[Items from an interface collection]
__________________________________________________

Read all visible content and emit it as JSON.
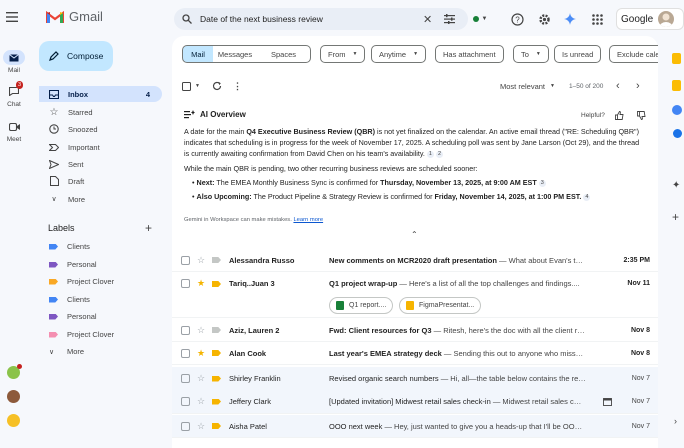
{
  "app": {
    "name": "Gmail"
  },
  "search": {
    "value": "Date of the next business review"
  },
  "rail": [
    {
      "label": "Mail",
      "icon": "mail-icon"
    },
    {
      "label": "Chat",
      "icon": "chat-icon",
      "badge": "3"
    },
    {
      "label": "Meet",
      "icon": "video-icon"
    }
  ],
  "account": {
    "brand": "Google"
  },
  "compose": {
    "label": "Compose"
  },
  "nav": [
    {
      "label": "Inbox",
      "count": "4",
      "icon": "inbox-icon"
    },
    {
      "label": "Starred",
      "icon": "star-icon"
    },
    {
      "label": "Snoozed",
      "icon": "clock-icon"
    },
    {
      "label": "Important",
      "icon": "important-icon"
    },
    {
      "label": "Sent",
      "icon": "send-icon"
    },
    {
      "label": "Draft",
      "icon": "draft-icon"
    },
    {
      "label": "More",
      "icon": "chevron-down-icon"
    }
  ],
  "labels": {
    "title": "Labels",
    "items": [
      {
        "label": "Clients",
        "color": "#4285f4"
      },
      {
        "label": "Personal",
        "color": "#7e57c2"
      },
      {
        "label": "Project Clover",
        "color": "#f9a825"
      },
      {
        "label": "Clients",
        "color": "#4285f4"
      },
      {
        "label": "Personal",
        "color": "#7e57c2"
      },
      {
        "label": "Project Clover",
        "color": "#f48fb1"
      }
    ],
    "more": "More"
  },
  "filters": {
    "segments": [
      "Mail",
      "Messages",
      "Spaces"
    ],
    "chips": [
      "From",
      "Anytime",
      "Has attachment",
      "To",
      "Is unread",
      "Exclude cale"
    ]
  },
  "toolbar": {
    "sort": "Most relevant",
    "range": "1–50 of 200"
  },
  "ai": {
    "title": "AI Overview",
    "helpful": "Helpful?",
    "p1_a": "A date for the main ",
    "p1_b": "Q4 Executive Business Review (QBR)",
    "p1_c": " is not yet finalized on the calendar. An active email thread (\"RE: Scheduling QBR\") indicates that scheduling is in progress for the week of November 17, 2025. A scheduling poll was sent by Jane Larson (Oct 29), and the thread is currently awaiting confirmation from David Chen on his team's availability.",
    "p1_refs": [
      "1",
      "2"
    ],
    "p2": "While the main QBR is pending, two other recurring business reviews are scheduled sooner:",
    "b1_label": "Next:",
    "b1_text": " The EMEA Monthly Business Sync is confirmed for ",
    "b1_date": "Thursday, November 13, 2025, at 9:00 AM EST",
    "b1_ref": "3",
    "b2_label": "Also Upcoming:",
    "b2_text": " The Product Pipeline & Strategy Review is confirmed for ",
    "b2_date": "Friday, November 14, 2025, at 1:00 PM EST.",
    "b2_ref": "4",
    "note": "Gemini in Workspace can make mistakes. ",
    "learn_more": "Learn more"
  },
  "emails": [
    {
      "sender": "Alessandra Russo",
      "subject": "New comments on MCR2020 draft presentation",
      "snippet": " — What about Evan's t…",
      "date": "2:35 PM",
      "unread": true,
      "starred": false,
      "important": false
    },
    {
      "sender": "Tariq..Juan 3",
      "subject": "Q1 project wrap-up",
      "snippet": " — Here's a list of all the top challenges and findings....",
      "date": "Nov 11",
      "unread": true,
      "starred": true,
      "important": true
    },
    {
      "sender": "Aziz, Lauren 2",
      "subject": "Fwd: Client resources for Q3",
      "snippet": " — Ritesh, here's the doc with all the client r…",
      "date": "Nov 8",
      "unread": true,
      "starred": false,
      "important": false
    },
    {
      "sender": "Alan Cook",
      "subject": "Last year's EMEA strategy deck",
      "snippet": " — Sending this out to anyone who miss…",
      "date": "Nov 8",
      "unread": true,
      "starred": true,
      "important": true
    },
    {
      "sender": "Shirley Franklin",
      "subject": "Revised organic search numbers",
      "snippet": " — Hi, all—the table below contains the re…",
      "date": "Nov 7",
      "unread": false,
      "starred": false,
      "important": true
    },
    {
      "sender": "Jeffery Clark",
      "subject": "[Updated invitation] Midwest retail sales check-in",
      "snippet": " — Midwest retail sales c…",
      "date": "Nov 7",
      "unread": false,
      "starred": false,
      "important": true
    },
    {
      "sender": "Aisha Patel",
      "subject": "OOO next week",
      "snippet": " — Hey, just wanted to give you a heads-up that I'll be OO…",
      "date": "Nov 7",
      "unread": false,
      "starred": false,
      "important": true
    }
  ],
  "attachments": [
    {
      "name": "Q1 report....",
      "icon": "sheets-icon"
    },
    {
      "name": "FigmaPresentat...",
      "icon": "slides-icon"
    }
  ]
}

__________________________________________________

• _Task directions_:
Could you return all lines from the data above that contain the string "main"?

• _Solution for this exercise_:
    "p1_a": "A date for the main ",
    "p2": "While the main QBR is pending, two other recurring business reviews are scheduled sooner:",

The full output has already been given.